“Peace, love, and riots.” — Woodstock '99
This story is a doozy. A Woodstock-induced, riot-causing doozy of a story.
Netflix released a new documentary called Trainwreck: Woodstock '99. And boy, calling this music festival a trainwreck is going easy on what happened.
Before we get into it, lemme set this up:
The original Woodstock happened back in 1969. It was a three-day outdoor concert fueled by counterculture and hippies. 32 bands performed over the 3-day festival. More than 400,000 people—half of which were naked—attended Woodstock. And there was not a single violent outbreak throughout the 3-day festival.
Legends like Jimi Hendrix, Janis Joplin, Santana, The Grateful Dead, The Who, and The Band performed.
It was a massive success. In fact, it was one of the defining moments of the 60s in American culture. It was the embodiment of hippie culture at its finest. And it made a metric fvckton of money—about $60 million minimum, which is the equivalent of $484.43 million today—even despite about half of the audience in attendance sneaking in, and getting in for free.
With such a massive success, corporate music industry folks wanted to ride the waves of Woodstock.
And so they tried…
In 1994, they tried to make another Woodstock, and it was a humiliating failure. The company who put on the event spent millions on everything — and rain sabotaged the festival. Mud was everywhere. It was inescapable. And so, most people embraced the mud. Fans rolled around in it. Green Day started a mud fight during the set. It was a messy disaster. And it didn’t make a profit.
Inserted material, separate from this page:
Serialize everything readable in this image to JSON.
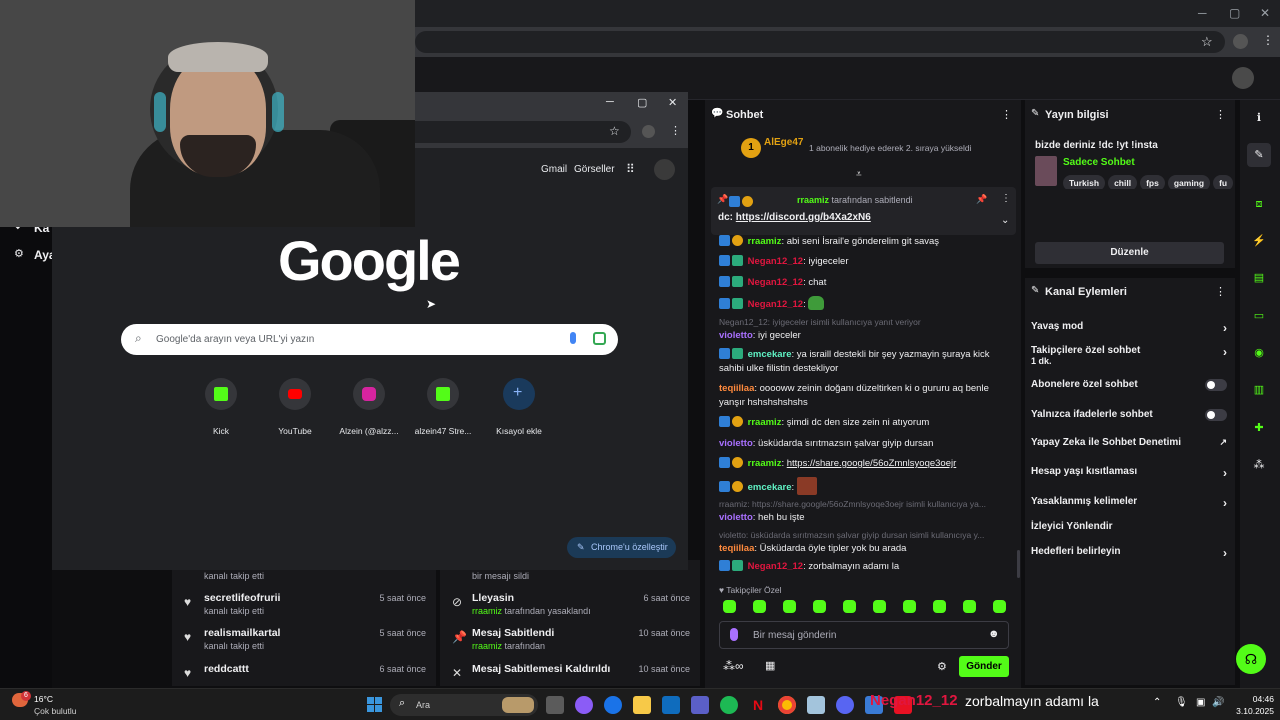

Well, fast forward 5 years, and these corporate fat cats wanted to throw another Woodstock: This time 30 years after the original.
They were determined to do anything they could to make a profit after the humiliation that happened in Woodstock '94.
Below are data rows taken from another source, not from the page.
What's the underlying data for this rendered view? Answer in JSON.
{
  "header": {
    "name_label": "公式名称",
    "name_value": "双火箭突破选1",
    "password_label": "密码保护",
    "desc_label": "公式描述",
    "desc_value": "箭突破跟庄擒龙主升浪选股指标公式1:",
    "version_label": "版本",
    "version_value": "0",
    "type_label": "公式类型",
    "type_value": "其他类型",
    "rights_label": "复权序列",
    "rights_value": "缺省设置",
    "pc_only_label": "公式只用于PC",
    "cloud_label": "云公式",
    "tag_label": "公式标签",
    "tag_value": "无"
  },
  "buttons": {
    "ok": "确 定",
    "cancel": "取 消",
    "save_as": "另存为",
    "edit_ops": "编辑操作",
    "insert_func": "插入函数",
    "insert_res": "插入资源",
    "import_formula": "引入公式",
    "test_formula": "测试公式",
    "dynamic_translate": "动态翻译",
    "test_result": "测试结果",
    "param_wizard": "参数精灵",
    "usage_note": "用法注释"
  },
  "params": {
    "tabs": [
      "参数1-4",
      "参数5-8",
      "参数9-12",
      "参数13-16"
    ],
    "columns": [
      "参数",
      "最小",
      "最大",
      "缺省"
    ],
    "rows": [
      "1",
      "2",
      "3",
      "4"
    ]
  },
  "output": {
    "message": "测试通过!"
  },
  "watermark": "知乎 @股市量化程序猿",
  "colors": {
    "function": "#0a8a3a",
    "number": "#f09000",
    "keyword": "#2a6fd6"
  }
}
And so, they cut a lot of corners.
First, they booked Woodstock '99 at an old military airbase. Regardless of what you think of the hippie movement and the first Woodstock, anyone with two eyes can see that the military airbase doesn’t pass the vibe check for a music festival whose slogan was “peace, love, and music.”
Then, here’s where things get shady:
Determined to make a profit, the security guards letting people into the festival grounds made everyone throw out their food and water. Folks would later riot because a bottle of water was $4, or $7.11 in today’s dollars.
But as for the most egregious thing Woodstock '99 did…
They didn’t know their audience.
Here’s what I mean:
Woodstock embodied the counterculture of its time. In the 60s, this meant the hippie movement.
Woodstock '99 also embodied the counterculture of its time. In the 90s, this meant rage and violence.
Check out some of the bands who performed at Woodstock '99:
* Sheryl Crow
* Sugar Ray
* The Offspring
* Bush (who followed Korn’s scary and borderline violent performance… and if you don’t know who Bush is, he’s a much more laid back, softer type of rock, especially compared to Korn's screaming metal music)
* Kid Rock
* Wyclef Jean
* Counting Crows
* Dave Matthews Band
* Limp Bizkit
* Rage Against The Machine
* Willie Nelson
* The Red Hot Chili Peppers
Notice anything unusual about this lineup?
If you’re not as big of a fan of music as I am, let me make it crystal clear:
They mixed gangster rap with soft rock and jam with metal and screamo music.
Not a good idea...
Metal music is the complete opposite of the original Woodstock’s aura. The original Woodstock preached love, happiness, and music. There was no violence. And everyone went home happier than when they arrived.
Woodstock '99’s aura oozed violence, rage, and riots. There was so much violence it looked like Rome, NY (where the festival was held) got nuked. Fires erupted everywhere. They rioted through the stage, knocking everything down before burning it. Three people died. And everyone went home angrier than when they arrived.
Why were 400,000 people so mad?
It was a perfect storm of angry and partying frat boys, corporate fat cats screwing over their audience to make profit, and rage-filled music.
Which brings me to the point:
You gotta know your audience. This is an extreme consequence of not knowing your audience, but the point stands.
The guys who put on Woodstock '99 didn’t know the bands they booked. They just got 40 of the top bands in the late 90s. In fact, a younger 20-year-old dude who was helping put on the show voiced his concern about booking metal-to-the-core bands like Korn, Limp Bizkit, Rage Against The Machine, and Metallica. But they ignored him — and it cost them.
Complete insanity erupted during the event. And it makes for great television too if you’re bored and don’t know what to watch.
If you need help not only understanding your audience, but understanding what makes them tick — and how you can help them conquer their problems via email, book a call here.
My emails won’t cause a riot. But they will fatten up your wallet like a witch fattening up her prey before she stews them.